## Your task
Print all entries word for word.

──────────

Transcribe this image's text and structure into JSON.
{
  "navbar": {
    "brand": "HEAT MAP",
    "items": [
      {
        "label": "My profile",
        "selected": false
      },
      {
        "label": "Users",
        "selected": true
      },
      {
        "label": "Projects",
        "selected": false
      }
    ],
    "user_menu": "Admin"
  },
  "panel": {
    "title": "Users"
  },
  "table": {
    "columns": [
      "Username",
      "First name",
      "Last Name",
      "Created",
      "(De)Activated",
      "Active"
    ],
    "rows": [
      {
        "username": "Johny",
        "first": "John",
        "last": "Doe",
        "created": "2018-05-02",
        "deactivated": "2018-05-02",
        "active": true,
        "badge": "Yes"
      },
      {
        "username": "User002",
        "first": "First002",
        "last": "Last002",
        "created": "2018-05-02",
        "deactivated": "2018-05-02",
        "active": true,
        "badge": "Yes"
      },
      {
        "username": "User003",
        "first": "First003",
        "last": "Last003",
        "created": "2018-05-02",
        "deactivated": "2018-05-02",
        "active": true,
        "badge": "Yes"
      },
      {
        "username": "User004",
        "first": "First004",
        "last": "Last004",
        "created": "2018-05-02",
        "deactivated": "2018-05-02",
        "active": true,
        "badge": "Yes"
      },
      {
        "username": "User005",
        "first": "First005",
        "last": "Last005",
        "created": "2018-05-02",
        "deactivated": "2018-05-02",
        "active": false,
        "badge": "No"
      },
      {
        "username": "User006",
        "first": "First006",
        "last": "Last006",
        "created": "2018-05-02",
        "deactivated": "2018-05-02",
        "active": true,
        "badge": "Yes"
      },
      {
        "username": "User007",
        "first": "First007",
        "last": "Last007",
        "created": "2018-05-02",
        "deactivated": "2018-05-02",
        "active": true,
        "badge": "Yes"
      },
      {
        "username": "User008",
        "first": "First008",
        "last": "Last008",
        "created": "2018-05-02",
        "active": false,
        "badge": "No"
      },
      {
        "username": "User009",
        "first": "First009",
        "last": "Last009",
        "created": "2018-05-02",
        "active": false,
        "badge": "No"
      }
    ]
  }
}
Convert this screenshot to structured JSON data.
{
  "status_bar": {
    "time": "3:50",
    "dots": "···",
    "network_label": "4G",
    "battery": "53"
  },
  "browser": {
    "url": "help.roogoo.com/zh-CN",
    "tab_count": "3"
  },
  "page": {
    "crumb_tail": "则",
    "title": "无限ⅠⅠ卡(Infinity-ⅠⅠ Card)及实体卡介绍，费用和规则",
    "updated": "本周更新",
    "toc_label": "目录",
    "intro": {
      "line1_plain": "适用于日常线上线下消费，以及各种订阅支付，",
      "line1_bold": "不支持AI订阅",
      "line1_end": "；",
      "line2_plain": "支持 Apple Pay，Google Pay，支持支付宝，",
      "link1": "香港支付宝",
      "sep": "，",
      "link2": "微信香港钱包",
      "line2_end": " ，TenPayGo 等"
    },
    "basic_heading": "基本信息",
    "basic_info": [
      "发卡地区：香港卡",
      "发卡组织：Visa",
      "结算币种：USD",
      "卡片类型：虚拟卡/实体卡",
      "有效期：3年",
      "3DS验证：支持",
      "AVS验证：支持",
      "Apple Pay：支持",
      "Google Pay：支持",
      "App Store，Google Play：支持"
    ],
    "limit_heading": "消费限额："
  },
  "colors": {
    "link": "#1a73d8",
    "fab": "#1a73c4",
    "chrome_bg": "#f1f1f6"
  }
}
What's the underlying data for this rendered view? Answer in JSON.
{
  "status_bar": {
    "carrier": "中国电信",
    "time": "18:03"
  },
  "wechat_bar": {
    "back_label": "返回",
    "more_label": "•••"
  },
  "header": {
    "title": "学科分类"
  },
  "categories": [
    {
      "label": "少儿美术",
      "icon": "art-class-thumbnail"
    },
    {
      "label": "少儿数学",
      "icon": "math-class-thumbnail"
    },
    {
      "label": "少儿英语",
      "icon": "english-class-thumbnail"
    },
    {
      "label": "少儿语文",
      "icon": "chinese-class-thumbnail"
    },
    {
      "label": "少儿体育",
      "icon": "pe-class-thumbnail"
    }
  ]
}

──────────

## Result
Transcribe this image's text and structure into JSON.
{
  "navbar": {
    "brand": "HEAT MAP",
    "items": [
      {
        "label": "My profile",
        "selected": false
      },
      {
        "label": "Users",
        "selected": true
      },
      {
        "label": "Projects",
        "selected": false
      }
    ],
    "user_menu": "Admin"
  },
  "panel": {
    "title": "Users"
  },
  "table": {
    "columns": [
      "Username",
      "First name",
      "Last Name",
      "Created",
      "(De)Activated",
      "Active"
    ],
    "rows": [
      {
        "username": "Johny",
        "first": "John",
        "last": "Doe",
        "created": "2018-05-02",
        "deactivated": "2018-05-02",
        "active": true,
        "badge": "Yes"
      },
      {
        "username": "User002",
        "first": "First002",
        "last": "Last002",
        "created": "2018-05-02",
        "deactivated": "2018-05-02",
        "active": true,
        "badge": "Yes"
      },
      {
        "username": "User003",
        "first": "First003",
        "last": "Last003",
        "created": "2018-05-02",
        "deactivated": "2018-05-02",
        "active": true,
        "badge": "Yes"
      },
      {
        "username": "User004",
        "first": "First004",
        "last": "Last004",
        "created": "2018-05-02",
        "deactivated": "2018-05-02",
        "active": true,
        "badge": "Yes"
      },
      {
        "username": "User005",
        "first": "First005",
        "last": "Last005",
        "created": "2018-05-02",
        "deactivated": "2018-05-02",
        "active": false,
        "badge": "No"
      },
      {
        "username": "User006",
        "first": "First006",
        "last": "Last006",
        "created": "2018-05-02",
        "deactivated": "2018-05-02",
        "active": true,
        "badge": "Yes"
      },
      {
        "username": "User007",
        "first": "First007",
        "last": "Last007",
        "created": "2018-05-02",
        "deactivated": "2018-05-02",
        "active": true,
        "badge": "Yes"
      },
      {
        "username": "User008",
        "first": "First008",
        "last": "Last008",
        "created": "2018-05-02",
        "active": false,
        "badge": "No"
      },
      {
        "username": "User009",
        "first": "First009",
        "last": "Last009",
        "created": "2018-05-02",
        "active": false,
        "badge": "No"
      }
    ]
  }
}
Convert this screenshot to structured JSON data.
{
  "status_bar": {
    "time": "3:50",
    "dots": "···",
    "network_label": "4G",
    "battery": "53"
  },
  "browser": {
    "url": "help.roogoo.com/zh-CN",
    "tab_count": "3"
  },
  "page": {
    "crumb_tail": "则",
    "title": "无限ⅠⅠ卡(Infinity-ⅠⅠ Card)及实体卡介绍，费用和规则",
    "updated": "本周更新",
    "toc_label": "目录",
    "intro": {
      "line1_plain": "适用于日常线上线下消费，以及各种订阅支付，",
      "line1_bold": "不支持AI订阅",
      "line1_end": "；",
      "line2_plain": "支持 Apple Pay，Google Pay，支持支付宝，",
      "link1": "香港支付宝",
      "sep": "，",
      "link2": "微信香港钱包",
      "line2_end": " ，TenPayGo 等"
    },
    "basic_heading": "基本信息",
    "basic_info": [
      "发卡地区：香港卡",
      "发卡组织：Visa",
      "结算币种：USD",
      "卡片类型：虚拟卡/实体卡",
      "有效期：3年",
      "3DS验证：支持",
      "AVS验证：支持",
      "Apple Pay：支持",
      "Google Pay：支持",
      "App Store，Google Play：支持"
    ],
    "limit_heading": "消费限额："
  },
  "colors": {
    "link": "#1a73d8",
    "fab": "#1a73c4",
    "chrome_bg": "#f1f1f6"
  }
}
What's the underlying data for this rendered view? Answer in JSON.
{
  "status_bar": {
    "carrier": "中国电信",
    "time": "18:03"
  },
  "wechat_bar": {
    "back_label": "返回",
    "more_label": "•••"
  },
  "header": {
    "title": "学科分类"
  },
  "categories": [
    {
      "label": "少儿美术",
      "icon": "art-class-thumbnail"
    },
    {
      "label": "少儿数学",
      "icon": "math-class-thumbnail"
    },
    {
      "label": "少儿英语",
      "icon": "english-class-thumbnail"
    },
    {
      "label": "少儿语文",
      "icon": "chinese-class-thumbnail"
    },
    {
      "label": "少儿体育",
      "icon": "pe-class-thumbnail"
    }
  ]
}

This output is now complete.